===== Provided data
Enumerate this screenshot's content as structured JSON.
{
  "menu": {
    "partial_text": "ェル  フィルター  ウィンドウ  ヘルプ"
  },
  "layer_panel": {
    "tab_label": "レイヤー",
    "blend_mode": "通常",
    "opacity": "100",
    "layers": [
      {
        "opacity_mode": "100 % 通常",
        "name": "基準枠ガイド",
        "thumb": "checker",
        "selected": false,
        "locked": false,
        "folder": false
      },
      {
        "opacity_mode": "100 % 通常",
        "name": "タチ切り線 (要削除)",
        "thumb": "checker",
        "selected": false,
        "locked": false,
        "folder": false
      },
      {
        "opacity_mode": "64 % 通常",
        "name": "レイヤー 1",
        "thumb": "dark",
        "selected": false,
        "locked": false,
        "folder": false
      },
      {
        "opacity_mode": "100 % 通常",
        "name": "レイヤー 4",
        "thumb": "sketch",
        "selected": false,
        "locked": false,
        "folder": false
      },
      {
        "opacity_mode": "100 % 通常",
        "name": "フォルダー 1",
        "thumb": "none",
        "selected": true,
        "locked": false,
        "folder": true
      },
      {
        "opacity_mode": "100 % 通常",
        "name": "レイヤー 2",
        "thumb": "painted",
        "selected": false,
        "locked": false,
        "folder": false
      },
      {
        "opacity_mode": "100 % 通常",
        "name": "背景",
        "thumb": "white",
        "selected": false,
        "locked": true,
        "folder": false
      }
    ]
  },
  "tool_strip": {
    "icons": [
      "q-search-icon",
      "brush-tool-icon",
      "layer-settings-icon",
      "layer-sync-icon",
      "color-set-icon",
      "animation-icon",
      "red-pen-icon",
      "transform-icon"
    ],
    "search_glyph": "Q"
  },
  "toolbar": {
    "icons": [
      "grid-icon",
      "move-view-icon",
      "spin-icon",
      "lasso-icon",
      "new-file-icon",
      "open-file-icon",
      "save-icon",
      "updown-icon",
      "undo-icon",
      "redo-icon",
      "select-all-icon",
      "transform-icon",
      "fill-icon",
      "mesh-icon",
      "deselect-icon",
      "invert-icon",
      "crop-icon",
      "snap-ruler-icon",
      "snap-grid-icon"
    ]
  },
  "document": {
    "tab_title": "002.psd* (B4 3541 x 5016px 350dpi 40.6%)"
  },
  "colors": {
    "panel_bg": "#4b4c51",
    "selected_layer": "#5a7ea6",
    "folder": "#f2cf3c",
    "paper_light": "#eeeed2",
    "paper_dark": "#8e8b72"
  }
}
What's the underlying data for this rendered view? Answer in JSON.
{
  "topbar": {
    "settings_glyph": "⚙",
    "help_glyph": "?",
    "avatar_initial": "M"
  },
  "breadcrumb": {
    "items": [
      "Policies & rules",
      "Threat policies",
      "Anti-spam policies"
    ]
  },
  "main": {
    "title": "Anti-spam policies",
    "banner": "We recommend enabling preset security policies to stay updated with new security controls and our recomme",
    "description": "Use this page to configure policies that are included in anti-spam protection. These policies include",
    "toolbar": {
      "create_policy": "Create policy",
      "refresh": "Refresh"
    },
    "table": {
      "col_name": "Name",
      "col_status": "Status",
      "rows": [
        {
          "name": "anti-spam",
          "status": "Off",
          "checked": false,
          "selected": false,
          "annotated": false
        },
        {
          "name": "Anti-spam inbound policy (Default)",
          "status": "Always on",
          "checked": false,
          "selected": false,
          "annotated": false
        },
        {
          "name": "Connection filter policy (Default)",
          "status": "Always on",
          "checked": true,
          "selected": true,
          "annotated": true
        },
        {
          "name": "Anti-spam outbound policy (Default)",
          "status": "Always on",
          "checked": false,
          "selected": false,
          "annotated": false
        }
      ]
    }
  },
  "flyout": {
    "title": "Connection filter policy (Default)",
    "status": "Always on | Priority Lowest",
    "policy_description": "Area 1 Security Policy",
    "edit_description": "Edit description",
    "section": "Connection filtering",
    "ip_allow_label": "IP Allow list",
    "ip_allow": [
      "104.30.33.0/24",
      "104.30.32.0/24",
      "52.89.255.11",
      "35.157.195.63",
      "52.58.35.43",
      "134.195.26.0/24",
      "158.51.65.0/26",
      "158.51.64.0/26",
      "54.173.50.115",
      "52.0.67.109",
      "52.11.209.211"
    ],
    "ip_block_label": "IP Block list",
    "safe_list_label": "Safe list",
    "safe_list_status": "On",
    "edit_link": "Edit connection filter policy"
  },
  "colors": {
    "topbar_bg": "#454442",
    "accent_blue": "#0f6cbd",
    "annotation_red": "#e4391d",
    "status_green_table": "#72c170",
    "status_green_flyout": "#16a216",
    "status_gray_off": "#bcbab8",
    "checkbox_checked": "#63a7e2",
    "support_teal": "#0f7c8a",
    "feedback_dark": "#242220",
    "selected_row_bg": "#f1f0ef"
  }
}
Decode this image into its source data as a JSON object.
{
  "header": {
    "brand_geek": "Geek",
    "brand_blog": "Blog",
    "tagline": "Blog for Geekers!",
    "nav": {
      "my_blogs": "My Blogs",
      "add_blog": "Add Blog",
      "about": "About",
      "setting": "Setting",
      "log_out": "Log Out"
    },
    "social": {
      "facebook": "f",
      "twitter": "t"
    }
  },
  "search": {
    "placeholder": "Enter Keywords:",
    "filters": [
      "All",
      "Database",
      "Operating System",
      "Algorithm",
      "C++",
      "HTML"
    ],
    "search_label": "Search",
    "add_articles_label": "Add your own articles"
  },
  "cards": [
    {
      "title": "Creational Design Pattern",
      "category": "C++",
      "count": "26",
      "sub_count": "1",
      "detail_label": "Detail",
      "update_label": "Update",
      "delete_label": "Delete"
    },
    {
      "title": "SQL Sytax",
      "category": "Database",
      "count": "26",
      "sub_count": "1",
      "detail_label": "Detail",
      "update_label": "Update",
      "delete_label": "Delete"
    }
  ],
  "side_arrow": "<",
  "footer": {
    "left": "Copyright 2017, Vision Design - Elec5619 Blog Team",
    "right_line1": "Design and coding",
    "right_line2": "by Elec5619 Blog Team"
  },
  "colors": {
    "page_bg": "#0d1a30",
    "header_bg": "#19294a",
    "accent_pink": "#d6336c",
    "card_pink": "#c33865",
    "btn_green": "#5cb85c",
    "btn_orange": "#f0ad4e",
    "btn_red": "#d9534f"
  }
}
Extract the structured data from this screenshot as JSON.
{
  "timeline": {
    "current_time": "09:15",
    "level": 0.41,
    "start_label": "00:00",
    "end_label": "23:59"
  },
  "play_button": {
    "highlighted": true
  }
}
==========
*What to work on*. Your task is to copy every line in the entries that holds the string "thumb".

*Finished task*.
        "thumb": "checker",
        "thumb": "checker",
        "thumb": "dark",
        "thumb": "sketch",
        "thumb": "none",
        "thumb": "painted",
        "thumb": "white",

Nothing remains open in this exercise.